ASSIGNMENT |
What the answer must contain is every line of the records, exactly, with no pictures.

EXTRACTED RECORDS |
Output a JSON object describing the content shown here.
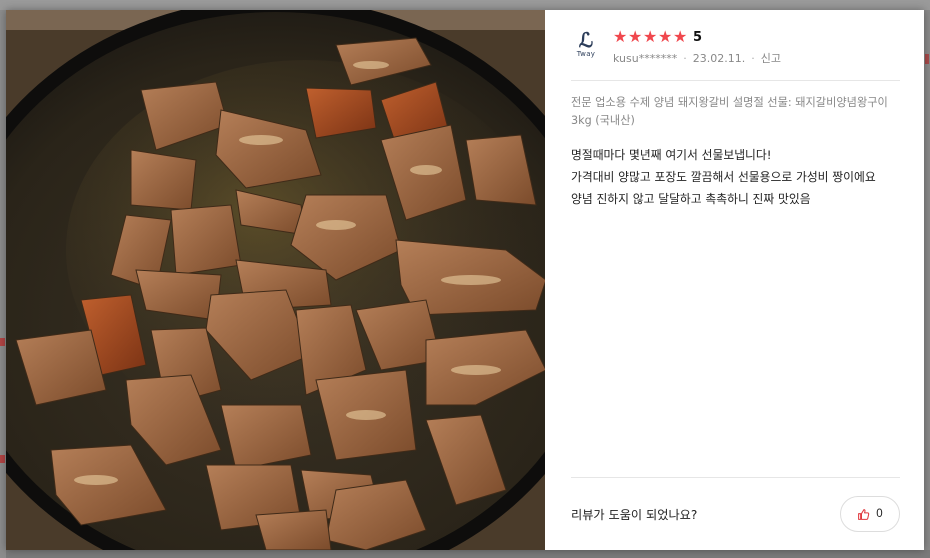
{
  "review": {
    "logo_text": "Tway",
    "rating": "5",
    "stars_filled": 5,
    "star_color": "#f0474d",
    "username": "kusu*******",
    "date": "23.02.11.",
    "report_label": "신고",
    "product_name": "전문 업소용 수제 양념 돼지왕갈비 설명절 선물: 돼지갈비양념왕구이 3kg (국내산)",
    "lines": [
      "명절때마다 몇년째 여기서 선물보냅니다!",
      "가격대비 양많고 포장도 깔끔해서 선물용으로 가성비 짱이에요",
      "양념 진하지 않고 달달하고 촉촉하니 진짜 맛있음"
    ],
    "helpful_question": "리뷰가 도움이 되었나요?",
    "like_count": "0",
    "like_icon_color": "#e0383e"
  }
}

FINISHED TASK |
Output a JSON object describing the content shown here.
{
  "review": {
    "logo_text": "Tway",
    "rating": "5",
    "stars_filled": 5,
    "star_color": "#f0474d",
    "username": "kusu*******",
    "date": "23.02.11.",
    "report_label": "신고",
    "product_name": "전문 업소용 수제 양념 돼지왕갈비 설명절 선물: 돼지갈비양념왕구이 3kg (국내산)",
    "lines": [
      "명절때마다 몇년째 여기서 선물보냅니다!",
      "가격대비 양많고 포장도 깔끔해서 선물용으로 가성비 짱이에요",
      "양념 진하지 않고 달달하고 촉촉하니 진짜 맛있음"
    ],
    "helpful_question": "리뷰가 도움이 되었나요?",
    "like_count": "0",
    "like_icon_color": "#e0383e"
  }
}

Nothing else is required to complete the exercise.